…Talk About the Drought! President Roosevelt Visits Nebraska Panhandle
In an earlier post we we recalled the effects of the 1890s drought in Nebraska. Unfortunately, it would not be the last.
In 1936, Nebraska farmers were facing similar hardship. The ongoing drought (or “drouth” as it was often spelled) was unrelenting, and continued to produce record-breaking temperatures. The Grand Island Independent (perhaps exaggerating a bit) called it the “worst drouth in climatological history.”
Lincoln Star, August 31, 1936 (above).
In “Franklin D Roosevelt’s Visit to Sidney During the Drouth of 1936” (Nebraska History, Spring 1984), Bethene Wookey Larson explains that following the death of Secretary of War George H. Dern, Roosevelt’s route was detoured so he could attend the funeral, causing an unplanned stop in Sidney, Nebraska. The president toured local farms and discussed the situation with farmers and their families. He spoke at length with a farmer named O.D. Burris, who was having difficulty making payments on a loan. The Lincoln Star reported a piece of their conversation:
“ ‘You ought to plant some trees,’ observed the President, gazing about at the dusty panorama, and his own dust-covered clothes.
“ ‘Yes, sir, I know it, they sure would help,’ replied Burris.
“ ‘What are you going to do with that?’ asked the president, waving at the shriveled [corn] stalks.
“ ‘Feed it,’ was the reply. The farmer said he had eight head of cattle and five head of horses which he hoped to take through the winter.”
The Presidents spoke encouragingly to Sidney citizens, and promised to help all he could.
Grand Island Daily Independent, September 2, 1936. The article on the left describes a conference in Des Moines, Iowa, where Franklin Roosevelt and Republican presidential nominee Alf Landon would meet to discuss the drought.
While on his drought tour Roosevelt visited the in-progress Mount Rushmore, inspiring him to speak to Americans about their hard work and the investment they were making for future generations.

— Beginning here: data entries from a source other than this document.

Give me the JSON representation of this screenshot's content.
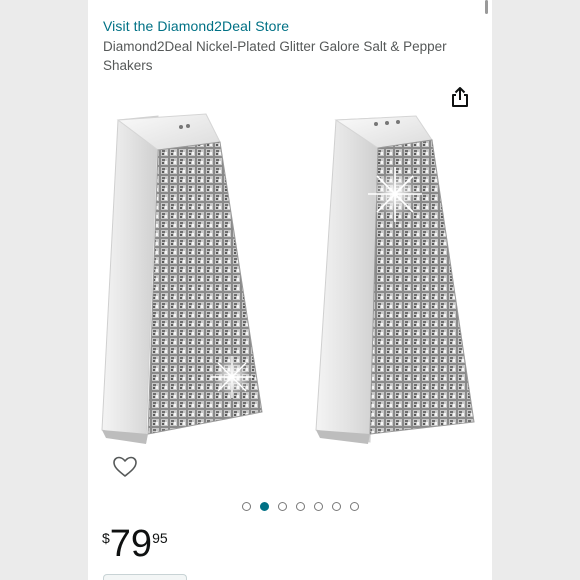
{
  "store": {
    "link_label": "Visit the Diamond2Deal Store"
  },
  "product": {
    "title": "Diamond2Deal Nickel-Plated Glitter Galore Salt & Pepper Shakers"
  },
  "icons": {
    "share": "share-icon",
    "wishlist": "heart-icon"
  },
  "gallery": {
    "image_count": 7,
    "active_index": 1,
    "dots": [
      "",
      "",
      "",
      "",
      "",
      "",
      ""
    ]
  },
  "price": {
    "symbol": "$",
    "whole": "79",
    "fraction": "95"
  },
  "colors": {
    "link": "#007185",
    "title_text": "#565959",
    "price_text": "#0f1111",
    "active_dot": "#007185",
    "background": "#ebebeb"
  }
}
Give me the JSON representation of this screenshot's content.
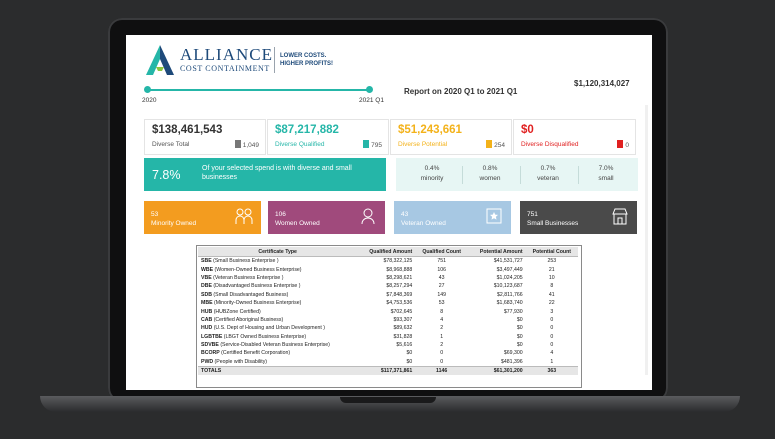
{
  "header": {
    "logo_title": "ALLIANCE",
    "logo_subtitle": "COST CONTAINMENT",
    "tagline_line1": "LOWER COSTS.",
    "tagline_line2": "HIGHER PROFITS!",
    "brand_color": "#1e4a7a",
    "accent_color": "#25b6a8"
  },
  "timeline": {
    "start_label": "2020",
    "end_label": "2021 Q1"
  },
  "report_title": "Report on 2020 Q1 to 2021 Q1",
  "top_amount": "$1,120,314,027",
  "cards": [
    {
      "amount": "$138,461,543",
      "label": "Diverse Total",
      "count": "1,049",
      "color": "#333333"
    },
    {
      "amount": "$87,217,882",
      "label": "Diverse Qualified",
      "count": "795",
      "color": "#25b6a8"
    },
    {
      "amount": "$51,243,661",
      "label": "Diverse Potential",
      "count": "254",
      "color": "#f3b21a"
    },
    {
      "amount": "$0",
      "label": "Diverse Disqualified",
      "count": "0",
      "color": "#e02020"
    }
  ],
  "banner": {
    "percent": "7.8%",
    "text": "Of your selected spend is with diverse and small businesses"
  },
  "stats": [
    {
      "value": "0.4%",
      "label": "minority"
    },
    {
      "value": "0.8%",
      "label": "women"
    },
    {
      "value": "0.7%",
      "label": "veteran"
    },
    {
      "value": "7.0%",
      "label": "small"
    }
  ],
  "categories": [
    {
      "count": "53",
      "label": "Minority Owned",
      "color": "#f39c1f",
      "icon": "people-icon"
    },
    {
      "count": "106",
      "label": "Women Owned",
      "color": "#a04a7c",
      "icon": "woman-icon"
    },
    {
      "count": "43",
      "label": "Veteran Owned",
      "color": "#a7c8e3",
      "icon": "veteran-icon"
    },
    {
      "count": "751",
      "label": "Small Businesses",
      "color": "#4a4a4a",
      "icon": "store-icon"
    }
  ],
  "table": {
    "headers": [
      "Certificate Type",
      "Qualified Amount",
      "Qualified Count",
      "Potential Amount",
      "Potential Count"
    ],
    "rows": [
      [
        "SBE (Small Business Enterprise )",
        "$78,322,125",
        "751",
        "$41,531,727",
        "253"
      ],
      [
        "WBE (Women-Owned Business Enterprise)",
        "$8,968,888",
        "106",
        "$3,497,449",
        "21"
      ],
      [
        "VBE (Veteran Business Enterprise )",
        "$8,298,621",
        "43",
        "$1,024,205",
        "10"
      ],
      [
        "DBE (Disadvantaged Business Enterprise )",
        "$8,257,294",
        "27",
        "$10,123,687",
        "8"
      ],
      [
        "SDB (Small Disadvantaged Business)",
        "$7,848,369",
        "149",
        "$2,811,766",
        "41"
      ],
      [
        "MBE (Minority-Owned Business Enterprise)",
        "$4,753,536",
        "53",
        "$1,683,740",
        "22"
      ],
      [
        "HUB (HUBZone Certified)",
        "$702,645",
        "8",
        "$77,930",
        "3"
      ],
      [
        "CAB (Certified Aboriginal Business)",
        "$93,307",
        "4",
        "$0",
        "0"
      ],
      [
        "HUD (U.S. Dept of Housing and Urban Development )",
        "$89,632",
        "2",
        "$0",
        "0"
      ],
      [
        "LGBTBE (LBGT Owned Business Enterprise)",
        "$31,828",
        "1",
        "$0",
        "0"
      ],
      [
        "SDVBE (Service-Disabled Veteran Business Enterprise)",
        "$5,616",
        "2",
        "$0",
        "0"
      ],
      [
        "BCORP (Certified Benefit Corporation)",
        "$0",
        "0",
        "$69,300",
        "4"
      ],
      [
        "PWD (People with Disability)",
        "$0",
        "0",
        "$481,396",
        "1"
      ]
    ],
    "totals": [
      "TOTALS",
      "$117,371,861",
      "1146",
      "$61,301,200",
      "363"
    ]
  }
}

“…I think we can, perhaps, meditate a little on those Americans ten thousand years from now…Let us hope that at least they will give us the benefit of the doubt — that they will believe we have honestly striven every day through each generation to preserve for our descendants a decent land to live in and a decent form of government.”
-Joy Carey, Editorial Assistant